This site is great for a weekend getaway. Tents, trailers, and RVs are all welcome at this park that also has a Sanitary Dump Station along with water and electrical hook-ups. Situated on the isolated shores of the Upper Caney Lake, the setting of this site has woods, hills, and lakes. Being in the Kisatchie National Forest, this site is littered with bald cypress trees, old growth pines, bayous and tons of wildlife. However, one of the best things about this site is that the Sugar Cane National Recreation Trail passes directly through the campsite, making for easy access to hiking through woods of wildflowers and more. The trails loop around the upper and lower sections of Caney Lake so campers can enjoy all the diverse landscape of the area!
Alexander State Forest is known as some of the most beautiful woods in the whole state. Kept up by the Louisiana Department of Agriculture & Forestry, this area is known as a true natural escape. It boasts 100 acres of developed recreational facilities, 200 acres of primitive camping area, and over five miles of lake views from the Indian Creek Reservoir. This includes three beach areas! Trails run throughout the entire place with tress marked with white paint indicating the homes of the threatened Red Cockaded Woodpecker. Over 100 campsites are available for use that all have water, electricity, and sewage.

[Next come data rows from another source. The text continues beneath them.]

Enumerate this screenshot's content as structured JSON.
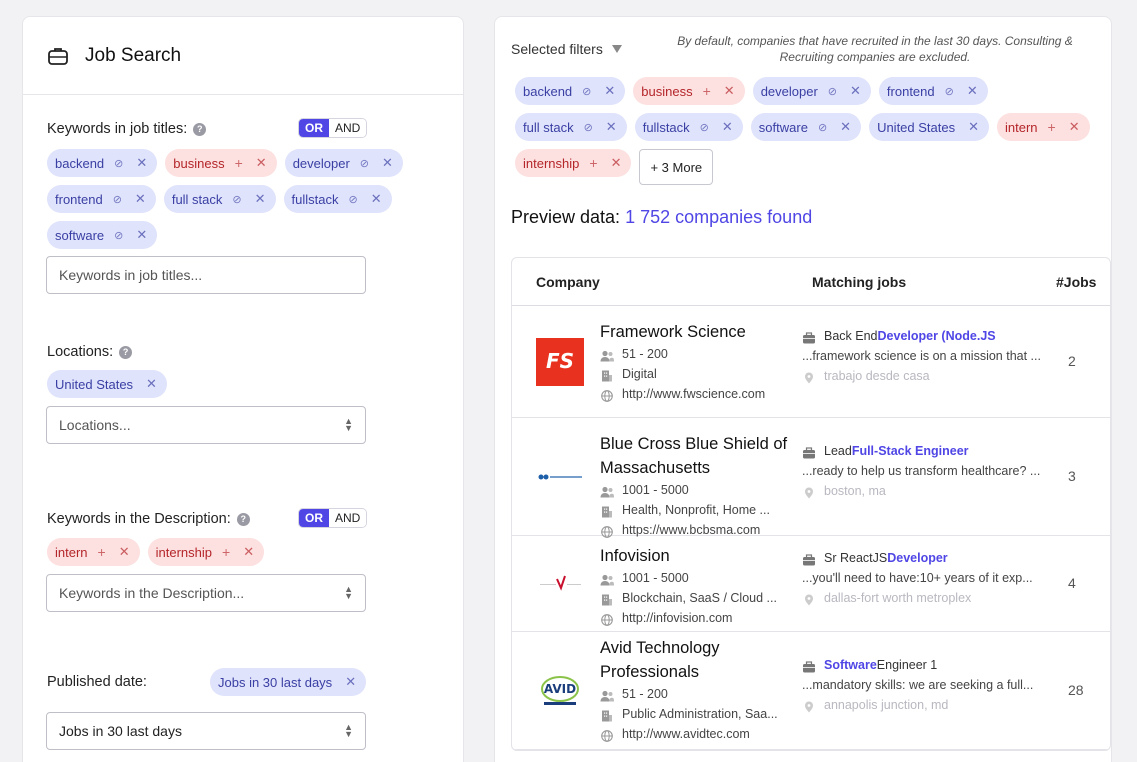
{
  "left": {
    "title": "Job Search",
    "titles_section": {
      "label": "Keywords in job titles:",
      "or": "OR",
      "and": "AND",
      "chips": [
        {
          "label": "backend",
          "kind": "blue"
        },
        {
          "label": "business",
          "kind": "red"
        },
        {
          "label": "developer",
          "kind": "blue"
        },
        {
          "label": "frontend",
          "kind": "blue"
        },
        {
          "label": "full stack",
          "kind": "blue"
        },
        {
          "label": "fullstack",
          "kind": "blue"
        },
        {
          "label": "software",
          "kind": "blue"
        }
      ],
      "placeholder": "Keywords in job titles..."
    },
    "locations": {
      "label": "Locations:",
      "chip": "United States",
      "placeholder": "Locations..."
    },
    "description": {
      "label": "Keywords in the Description:",
      "or": "OR",
      "and": "AND",
      "chips": [
        "intern",
        "internship"
      ],
      "placeholder": "Keywords in the Description..."
    },
    "published": {
      "label": "Published date:",
      "chip": "Jobs in 30 last days",
      "value": "Jobs in 30 last days"
    }
  },
  "right": {
    "filters_label": "Selected filters",
    "note": "By default, companies that have recruited in the last 30 days. Consulting & Recruiting companies are excluded.",
    "chips": [
      {
        "label": "backend",
        "kind": "blue",
        "icon": true
      },
      {
        "label": "business",
        "kind": "red",
        "icon": true
      },
      {
        "label": "developer",
        "kind": "blue",
        "icon": true
      },
      {
        "label": "frontend",
        "kind": "blue",
        "icon": true
      },
      {
        "label": "full stack",
        "kind": "blue",
        "icon": true
      },
      {
        "label": "fullstack",
        "kind": "blue",
        "icon": true
      },
      {
        "label": "software",
        "kind": "blue",
        "icon": true
      },
      {
        "label": "United States",
        "kind": "blue",
        "icon": false
      },
      {
        "label": "intern",
        "kind": "red",
        "icon": true
      },
      {
        "label": "internship",
        "kind": "red",
        "icon": true
      }
    ],
    "more": "+ 3 More",
    "preview_label": "Preview data:",
    "preview_count": "1 752 companies found",
    "columns": {
      "company": "Company",
      "matching": "Matching jobs",
      "jobs": "#Jobs"
    },
    "rows": [
      {
        "name": "Framework Science",
        "size": "51 - 200",
        "industry": "Digital",
        "url": "http://www.fwscience.com",
        "job_prefix": "Back End ",
        "job_highlight": "Developer (Node.JS",
        "snippet": "...framework science is on a mission that ...",
        "location": "trabajo desde casa",
        "count": "2",
        "logo": "fs"
      },
      {
        "name": "Blue Cross Blue Shield of Massachusetts",
        "size": "1001 - 5000",
        "industry": "Health, Nonprofit, Home ...",
        "url": "https://www.bcbsma.com",
        "job_prefix": "Lead ",
        "job_highlight": "Full-Stack Engineer",
        "snippet": "...ready to help us transform healthcare? ...",
        "location": "boston, ma",
        "count": "3",
        "logo": "bcbs"
      },
      {
        "name": "Infovision",
        "size": "1001 - 5000",
        "industry": "Blockchain, SaaS / Cloud ...",
        "url": "http://infovision.com",
        "job_prefix": "Sr ReactJS ",
        "job_highlight": "Developer",
        "snippet": "...you'll need to have:10+ years of it exp...",
        "location": "dallas-fort worth metroplex",
        "count": "4",
        "logo": "info"
      },
      {
        "name": "Avid Technology Professionals",
        "size": "51 - 200",
        "industry": "Public Administration, Saa...",
        "url": "http://www.avidtec.com",
        "job_prefix": "",
        "job_highlight": "Software",
        "job_suffix": " Engineer 1",
        "snippet": "...mandatory skills: we are seeking a full...",
        "location": "annapolis junction, md",
        "count": "28",
        "logo": "avid"
      }
    ]
  }
}
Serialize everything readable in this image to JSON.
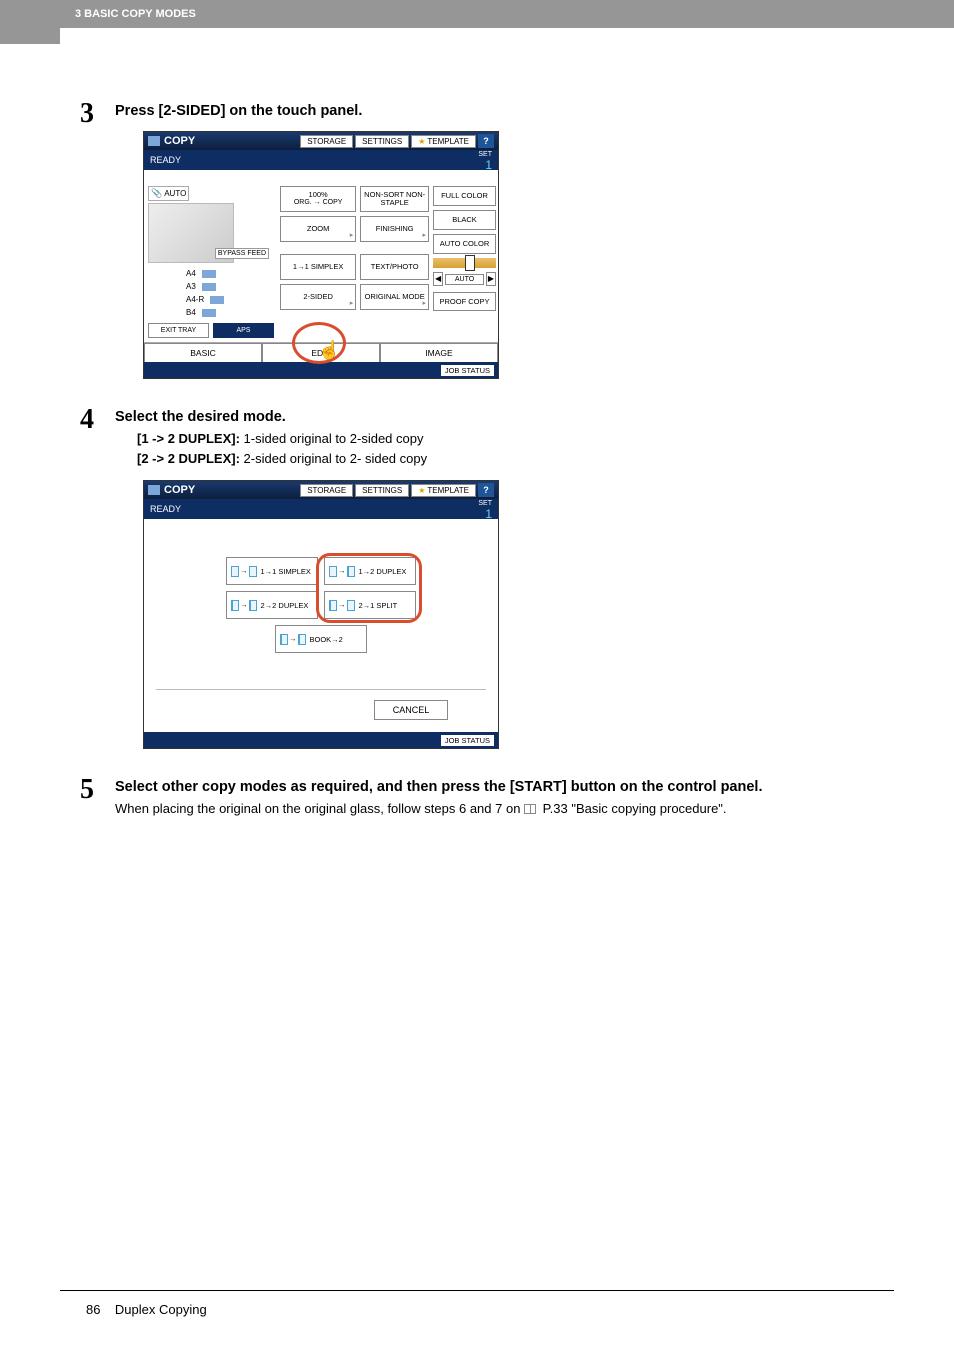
{
  "header": "3 BASIC COPY MODES",
  "steps": {
    "s3": {
      "num": "3",
      "title": "Press [2-SIDED] on the touch panel."
    },
    "s4": {
      "num": "4",
      "title": "Select the desired mode.",
      "d1a": "[1 -> 2 DUPLEX]:",
      "d1b": " 1-sided original to 2-sided copy",
      "d2a": "[2 -> 2 DUPLEX]:",
      "d2b": " 2-sided original to 2- sided copy"
    },
    "s5": {
      "num": "5",
      "title": "Select other copy modes as required, and then press the [START] button on the control panel.",
      "body_a": "When placing the original on the original glass, follow steps 6 and 7 on ",
      "body_b": " P.33 \"Basic copying procedure\"."
    }
  },
  "panel": {
    "title": "COPY",
    "storage": "STORAGE",
    "settings": "SETTINGS",
    "template": "TEMPLATE",
    "help": "?",
    "ready": "READY",
    "set": "SET",
    "count": "1",
    "auto": "AUTO",
    "bypass": "BYPASS FEED",
    "sizes": {
      "a4": "A4",
      "a3": "A3",
      "a4r": "A4-R",
      "b4": "B4",
      "a4b": "A4"
    },
    "exit": "EXIT TRAY",
    "aps": "APS",
    "ratio": "100%",
    "orgcopy": "ORG. → COPY",
    "zoom": "ZOOM",
    "simplex": "1→1 SIMPLEX",
    "twosided": "2-SIDED",
    "nonsort": "NON-SORT NON-STAPLE",
    "finishing": "FINISHING",
    "textphoto": "TEXT/PHOTO",
    "origmode": "ORIGINAL MODE",
    "fullcolor": "FULL COLOR",
    "black": "BLACK",
    "autocolor": "AUTO COLOR",
    "autoDensity": "AUTO",
    "proof": "PROOF COPY",
    "tabs": {
      "basic": "BASIC",
      "edit": "EDIT",
      "image": "IMAGE"
    },
    "jobstatus": "JOB STATUS"
  },
  "duplex": {
    "b11": "1→1 SIMPLEX",
    "b12": "1→2 DUPLEX",
    "b22": "2→2 DUPLEX",
    "b21": "2→1 SPLIT",
    "book": "BOOK→2",
    "cancel": "CANCEL"
  },
  "footer": {
    "page": "86",
    "section": "Duplex Copying"
  }
}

This park truly has all the amenities and activities to be provided by a campsite in Louisiana. Boating, hiking, fishing, water skiing, birding, you name it and this park has it. Trails run throughout the peaceful woods with recreational nature tours given regularly for guests interested in more information on the area. Boats are available for rental for use on the lake along with plenty of fishing areas for freshwater fishermen looking to score a largemouth bass, bluegill sunfish, and more. The lake is known for its pristine water quality that is clear and beautiful. It is no wonder one of the most popular activities during the hot summer months is swimming in the designated swimming area where no boats or fishermen are allowed. Other activities include disc golf, which the park has two different courses to choose from. Primitive camping is the most popular form of experiencing Lake Claiborne though Deluxe Cabins are available for rental if desired.